A study of yolks stored up to 168 d at -20 °C was conducted to determine the gelation behavior and mechanism of freeze-thawed yolk. Methods used were rheology, native and sodium dodecyl sulfate polyacrylamide gel electrophoresis (native- and SDS-PAGE), differential scanning calorimetry (DSC), transmission electron microscopy (TEM), particle size analysis, and proton nuclear magnetic resonance ((1)H NMR) spectroscopy for matrix mobility. Results indicate that both constituents of plasma and granules contributed to gelation of yolk under freezing. PAGE analyses suggest that granular proteins participated in aggregation during freeze-thaw. Increasing gel strength and particle size and decreasing water and lipid-water mobility indicate that lipoproteins or apolipoproteins aggregated. At storage times ≥84 d, increased protein and lipid mobility, the detection of smaller particles, and secondarily increased gel strength suggest the liberation of protein or lipoprotein components from previously formed aggregates and further aggregation of these constituents. Disruption of the gelled yolk matrix observed with TEM supported that ice crystal formation was required for gelation to occur. A two-stage dynamic gelation model is thus proposed.

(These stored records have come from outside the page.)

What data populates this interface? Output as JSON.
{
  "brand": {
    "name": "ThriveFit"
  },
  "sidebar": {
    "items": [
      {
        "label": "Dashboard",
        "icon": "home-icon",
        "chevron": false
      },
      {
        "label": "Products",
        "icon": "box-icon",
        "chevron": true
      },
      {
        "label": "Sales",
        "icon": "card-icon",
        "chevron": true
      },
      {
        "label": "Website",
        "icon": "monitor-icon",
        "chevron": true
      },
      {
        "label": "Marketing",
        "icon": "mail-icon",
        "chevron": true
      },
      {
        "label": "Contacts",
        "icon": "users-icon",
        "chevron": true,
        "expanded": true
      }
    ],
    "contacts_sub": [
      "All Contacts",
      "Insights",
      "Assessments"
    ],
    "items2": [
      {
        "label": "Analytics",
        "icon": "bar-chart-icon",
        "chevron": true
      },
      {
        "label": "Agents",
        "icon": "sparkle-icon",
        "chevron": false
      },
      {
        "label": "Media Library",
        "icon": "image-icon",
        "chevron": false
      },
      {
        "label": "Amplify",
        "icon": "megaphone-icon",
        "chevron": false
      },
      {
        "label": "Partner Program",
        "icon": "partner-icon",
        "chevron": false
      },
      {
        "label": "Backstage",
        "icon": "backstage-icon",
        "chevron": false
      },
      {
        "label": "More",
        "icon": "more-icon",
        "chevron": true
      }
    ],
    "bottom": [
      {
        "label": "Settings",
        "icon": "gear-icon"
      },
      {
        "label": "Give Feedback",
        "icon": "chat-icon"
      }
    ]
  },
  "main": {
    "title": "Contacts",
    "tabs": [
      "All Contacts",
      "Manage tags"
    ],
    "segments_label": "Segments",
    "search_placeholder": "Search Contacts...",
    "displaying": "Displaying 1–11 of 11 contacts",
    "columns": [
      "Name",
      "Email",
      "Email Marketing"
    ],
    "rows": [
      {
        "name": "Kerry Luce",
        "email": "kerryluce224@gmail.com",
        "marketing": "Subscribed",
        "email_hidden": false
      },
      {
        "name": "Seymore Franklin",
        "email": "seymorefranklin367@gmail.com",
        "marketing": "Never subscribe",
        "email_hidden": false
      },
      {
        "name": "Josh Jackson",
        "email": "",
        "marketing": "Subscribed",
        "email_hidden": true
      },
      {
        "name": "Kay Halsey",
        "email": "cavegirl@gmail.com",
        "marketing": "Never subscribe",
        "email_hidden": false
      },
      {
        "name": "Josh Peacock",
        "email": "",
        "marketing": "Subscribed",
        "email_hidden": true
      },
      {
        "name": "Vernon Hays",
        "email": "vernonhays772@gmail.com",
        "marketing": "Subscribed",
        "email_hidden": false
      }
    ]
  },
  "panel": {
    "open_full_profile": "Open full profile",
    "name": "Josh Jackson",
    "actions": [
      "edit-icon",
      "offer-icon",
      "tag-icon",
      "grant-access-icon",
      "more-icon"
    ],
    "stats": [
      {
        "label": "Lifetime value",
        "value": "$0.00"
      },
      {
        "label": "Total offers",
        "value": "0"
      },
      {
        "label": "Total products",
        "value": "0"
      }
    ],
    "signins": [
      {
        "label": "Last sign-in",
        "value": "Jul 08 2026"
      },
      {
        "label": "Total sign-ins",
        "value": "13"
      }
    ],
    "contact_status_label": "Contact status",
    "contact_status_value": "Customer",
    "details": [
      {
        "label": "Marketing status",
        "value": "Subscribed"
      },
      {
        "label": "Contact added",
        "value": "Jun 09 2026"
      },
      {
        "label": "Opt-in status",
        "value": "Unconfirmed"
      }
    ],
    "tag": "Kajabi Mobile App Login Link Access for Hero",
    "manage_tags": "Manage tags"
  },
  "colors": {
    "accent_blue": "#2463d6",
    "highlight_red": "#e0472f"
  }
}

Keywords: egg yolk; frozen storage; gelation; lipoproteins.